[[ Records for the exercise open ]]
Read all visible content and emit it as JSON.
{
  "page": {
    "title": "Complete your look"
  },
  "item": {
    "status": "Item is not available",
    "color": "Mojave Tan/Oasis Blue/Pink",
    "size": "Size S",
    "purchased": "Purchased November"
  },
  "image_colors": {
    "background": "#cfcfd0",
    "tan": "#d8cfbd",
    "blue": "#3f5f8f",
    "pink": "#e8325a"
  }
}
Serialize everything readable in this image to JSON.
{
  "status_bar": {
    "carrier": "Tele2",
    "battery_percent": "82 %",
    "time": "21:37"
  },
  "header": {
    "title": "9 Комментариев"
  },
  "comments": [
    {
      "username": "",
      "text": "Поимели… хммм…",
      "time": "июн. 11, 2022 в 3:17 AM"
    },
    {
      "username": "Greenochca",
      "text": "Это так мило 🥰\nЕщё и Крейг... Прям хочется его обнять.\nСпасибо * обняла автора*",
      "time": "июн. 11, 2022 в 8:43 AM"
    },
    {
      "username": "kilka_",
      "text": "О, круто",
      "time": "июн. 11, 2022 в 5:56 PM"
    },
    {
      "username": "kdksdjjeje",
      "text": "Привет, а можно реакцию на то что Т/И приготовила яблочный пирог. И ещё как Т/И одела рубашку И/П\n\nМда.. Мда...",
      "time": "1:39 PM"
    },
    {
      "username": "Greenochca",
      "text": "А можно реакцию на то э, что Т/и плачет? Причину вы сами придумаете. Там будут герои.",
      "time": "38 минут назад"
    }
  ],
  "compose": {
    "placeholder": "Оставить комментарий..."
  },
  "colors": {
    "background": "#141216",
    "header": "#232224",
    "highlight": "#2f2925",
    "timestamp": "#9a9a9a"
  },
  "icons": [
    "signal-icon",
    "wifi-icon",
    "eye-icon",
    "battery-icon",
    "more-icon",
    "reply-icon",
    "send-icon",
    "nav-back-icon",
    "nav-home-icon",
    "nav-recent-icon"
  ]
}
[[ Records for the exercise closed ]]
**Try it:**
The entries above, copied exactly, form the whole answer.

**Finished exercise:**
Read all visible content and emit it as JSON.
{
  "page": {
    "title": "Complete your look"
  },
  "item": {
    "status": "Item is not available",
    "color": "Mojave Tan/Oasis Blue/Pink",
    "size": "Size S",
    "purchased": "Purchased November"
  },
  "image_colors": {
    "background": "#cfcfd0",
    "tan": "#d8cfbd",
    "blue": "#3f5f8f",
    "pink": "#e8325a"
  }
}
Serialize everything readable in this image to JSON.
{
  "status_bar": {
    "carrier": "Tele2",
    "battery_percent": "82 %",
    "time": "21:37"
  },
  "header": {
    "title": "9 Комментариев"
  },
  "comments": [
    {
      "username": "",
      "text": "Поимели… хммм…",
      "time": "июн. 11, 2022 в 3:17 AM"
    },
    {
      "username": "Greenochca",
      "text": "Это так мило 🥰\nЕщё и Крейг... Прям хочется его обнять.\nСпасибо * обняла автора*",
      "time": "июн. 11, 2022 в 8:43 AM"
    },
    {
      "username": "kilka_",
      "text": "О, круто",
      "time": "июн. 11, 2022 в 5:56 PM"
    },
    {
      "username": "kdksdjjeje",
      "text": "Привет, а можно реакцию на то что Т/И приготовила яблочный пирог. И ещё как Т/И одела рубашку И/П\n\nМда.. Мда...",
      "time": "1:39 PM"
    },
    {
      "username": "Greenochca",
      "text": "А можно реакцию на то э, что Т/и плачет? Причину вы сами придумаете. Там будут герои.",
      "time": "38 минут назад"
    }
  ],
  "compose": {
    "placeholder": "Оставить комментарий..."
  },
  "colors": {
    "background": "#141216",
    "header": "#232224",
    "highlight": "#2f2925",
    "timestamp": "#9a9a9a"
  },
  "icons": [
    "signal-icon",
    "wifi-icon",
    "eye-icon",
    "battery-icon",
    "more-icon",
    "reply-icon",
    "send-icon",
    "nav-back-icon",
    "nav-home-icon",
    "nav-recent-icon"
  ]
}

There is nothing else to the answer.